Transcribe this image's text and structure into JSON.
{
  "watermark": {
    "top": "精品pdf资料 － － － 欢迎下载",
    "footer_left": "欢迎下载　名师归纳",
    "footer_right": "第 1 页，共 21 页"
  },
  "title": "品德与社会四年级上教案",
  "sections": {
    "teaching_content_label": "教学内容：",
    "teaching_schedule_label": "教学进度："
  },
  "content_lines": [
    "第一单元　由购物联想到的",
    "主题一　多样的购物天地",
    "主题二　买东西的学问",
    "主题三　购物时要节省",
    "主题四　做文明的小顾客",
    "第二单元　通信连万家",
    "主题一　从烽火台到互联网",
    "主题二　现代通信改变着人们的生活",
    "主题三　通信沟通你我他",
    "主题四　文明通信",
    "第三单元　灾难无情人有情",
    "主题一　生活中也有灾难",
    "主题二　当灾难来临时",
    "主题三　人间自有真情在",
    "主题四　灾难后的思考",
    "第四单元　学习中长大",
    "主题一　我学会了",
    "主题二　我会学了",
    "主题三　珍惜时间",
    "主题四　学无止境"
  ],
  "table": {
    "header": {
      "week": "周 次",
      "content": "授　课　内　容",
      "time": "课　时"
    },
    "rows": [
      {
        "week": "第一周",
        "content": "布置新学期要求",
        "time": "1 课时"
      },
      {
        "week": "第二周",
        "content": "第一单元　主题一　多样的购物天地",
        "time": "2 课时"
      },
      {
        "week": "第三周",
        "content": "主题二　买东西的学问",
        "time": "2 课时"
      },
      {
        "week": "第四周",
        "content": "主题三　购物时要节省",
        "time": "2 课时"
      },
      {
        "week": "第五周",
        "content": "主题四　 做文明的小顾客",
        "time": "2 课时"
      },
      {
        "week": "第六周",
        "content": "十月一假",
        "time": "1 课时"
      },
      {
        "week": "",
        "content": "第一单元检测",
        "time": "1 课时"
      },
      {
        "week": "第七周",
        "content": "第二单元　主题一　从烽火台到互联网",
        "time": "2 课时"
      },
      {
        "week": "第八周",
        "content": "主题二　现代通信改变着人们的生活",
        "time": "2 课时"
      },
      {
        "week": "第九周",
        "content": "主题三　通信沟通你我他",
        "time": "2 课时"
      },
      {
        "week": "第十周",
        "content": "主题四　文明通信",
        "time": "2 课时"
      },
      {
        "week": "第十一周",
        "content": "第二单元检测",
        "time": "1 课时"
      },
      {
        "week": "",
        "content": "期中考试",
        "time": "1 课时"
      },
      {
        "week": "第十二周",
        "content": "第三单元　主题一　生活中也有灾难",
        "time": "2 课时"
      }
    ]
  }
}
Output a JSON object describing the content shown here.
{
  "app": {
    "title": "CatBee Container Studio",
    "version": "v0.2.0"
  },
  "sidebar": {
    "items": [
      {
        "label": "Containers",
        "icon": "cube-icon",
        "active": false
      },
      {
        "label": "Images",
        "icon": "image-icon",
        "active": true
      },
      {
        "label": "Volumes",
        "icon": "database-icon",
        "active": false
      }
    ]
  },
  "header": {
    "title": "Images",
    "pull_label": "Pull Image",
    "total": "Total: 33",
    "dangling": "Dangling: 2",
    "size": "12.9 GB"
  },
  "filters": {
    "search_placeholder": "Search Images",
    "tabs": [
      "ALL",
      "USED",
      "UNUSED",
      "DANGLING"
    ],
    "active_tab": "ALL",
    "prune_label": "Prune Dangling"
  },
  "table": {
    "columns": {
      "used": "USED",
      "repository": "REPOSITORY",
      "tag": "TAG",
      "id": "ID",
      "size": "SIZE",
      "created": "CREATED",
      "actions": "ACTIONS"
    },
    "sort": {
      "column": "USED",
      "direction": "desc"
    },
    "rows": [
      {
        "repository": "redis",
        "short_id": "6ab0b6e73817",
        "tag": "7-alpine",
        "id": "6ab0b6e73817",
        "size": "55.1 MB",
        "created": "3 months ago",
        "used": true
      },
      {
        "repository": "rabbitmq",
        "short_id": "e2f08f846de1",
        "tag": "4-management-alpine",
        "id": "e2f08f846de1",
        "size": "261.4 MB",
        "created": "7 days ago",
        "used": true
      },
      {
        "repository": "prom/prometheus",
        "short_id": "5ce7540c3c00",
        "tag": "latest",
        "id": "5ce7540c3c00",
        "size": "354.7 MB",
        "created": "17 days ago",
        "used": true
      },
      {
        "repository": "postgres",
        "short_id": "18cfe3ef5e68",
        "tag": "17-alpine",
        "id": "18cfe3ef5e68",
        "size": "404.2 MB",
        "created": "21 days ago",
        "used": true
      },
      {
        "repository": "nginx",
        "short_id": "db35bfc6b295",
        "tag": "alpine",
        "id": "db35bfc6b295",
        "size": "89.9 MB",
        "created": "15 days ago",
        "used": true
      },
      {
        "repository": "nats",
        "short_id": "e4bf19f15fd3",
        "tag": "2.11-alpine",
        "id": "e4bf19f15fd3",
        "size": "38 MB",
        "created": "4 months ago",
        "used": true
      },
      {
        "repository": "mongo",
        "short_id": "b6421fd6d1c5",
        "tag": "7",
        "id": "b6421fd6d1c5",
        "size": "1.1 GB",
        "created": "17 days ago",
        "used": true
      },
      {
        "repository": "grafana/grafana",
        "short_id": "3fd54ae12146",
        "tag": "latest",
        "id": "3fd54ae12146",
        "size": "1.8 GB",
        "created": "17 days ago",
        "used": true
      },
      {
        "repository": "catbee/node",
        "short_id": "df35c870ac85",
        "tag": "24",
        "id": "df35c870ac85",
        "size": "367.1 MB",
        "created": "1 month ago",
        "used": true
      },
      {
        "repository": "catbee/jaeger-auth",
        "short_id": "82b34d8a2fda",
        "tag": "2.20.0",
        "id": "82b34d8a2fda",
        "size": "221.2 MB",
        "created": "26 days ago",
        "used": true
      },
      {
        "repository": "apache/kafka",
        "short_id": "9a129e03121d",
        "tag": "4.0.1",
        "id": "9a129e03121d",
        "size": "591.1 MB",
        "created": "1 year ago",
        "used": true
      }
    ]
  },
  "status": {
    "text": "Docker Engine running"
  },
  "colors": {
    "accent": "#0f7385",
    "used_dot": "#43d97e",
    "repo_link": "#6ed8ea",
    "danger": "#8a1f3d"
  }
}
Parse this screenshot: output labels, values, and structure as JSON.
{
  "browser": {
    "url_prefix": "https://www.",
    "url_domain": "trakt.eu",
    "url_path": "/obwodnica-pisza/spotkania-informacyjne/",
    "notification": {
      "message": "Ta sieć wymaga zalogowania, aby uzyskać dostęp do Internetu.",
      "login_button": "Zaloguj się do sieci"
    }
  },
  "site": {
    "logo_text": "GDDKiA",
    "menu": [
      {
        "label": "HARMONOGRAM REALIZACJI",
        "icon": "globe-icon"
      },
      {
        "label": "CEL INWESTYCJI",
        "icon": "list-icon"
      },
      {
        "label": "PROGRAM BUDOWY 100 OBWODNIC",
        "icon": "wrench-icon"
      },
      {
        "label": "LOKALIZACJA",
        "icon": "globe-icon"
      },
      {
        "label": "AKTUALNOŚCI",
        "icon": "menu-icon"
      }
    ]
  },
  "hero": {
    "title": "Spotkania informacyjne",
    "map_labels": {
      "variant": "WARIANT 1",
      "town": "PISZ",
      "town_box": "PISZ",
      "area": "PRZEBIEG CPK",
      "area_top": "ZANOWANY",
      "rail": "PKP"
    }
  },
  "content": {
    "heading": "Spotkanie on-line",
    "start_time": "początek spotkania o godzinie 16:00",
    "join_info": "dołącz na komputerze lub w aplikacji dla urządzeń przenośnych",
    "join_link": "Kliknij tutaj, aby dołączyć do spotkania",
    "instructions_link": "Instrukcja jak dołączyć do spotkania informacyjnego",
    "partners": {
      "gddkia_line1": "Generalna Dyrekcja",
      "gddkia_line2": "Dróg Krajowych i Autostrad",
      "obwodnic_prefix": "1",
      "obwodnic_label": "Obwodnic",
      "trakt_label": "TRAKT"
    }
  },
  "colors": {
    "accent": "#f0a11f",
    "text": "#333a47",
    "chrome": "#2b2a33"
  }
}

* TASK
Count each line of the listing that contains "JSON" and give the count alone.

* SOLUTION TO THIS TASK
3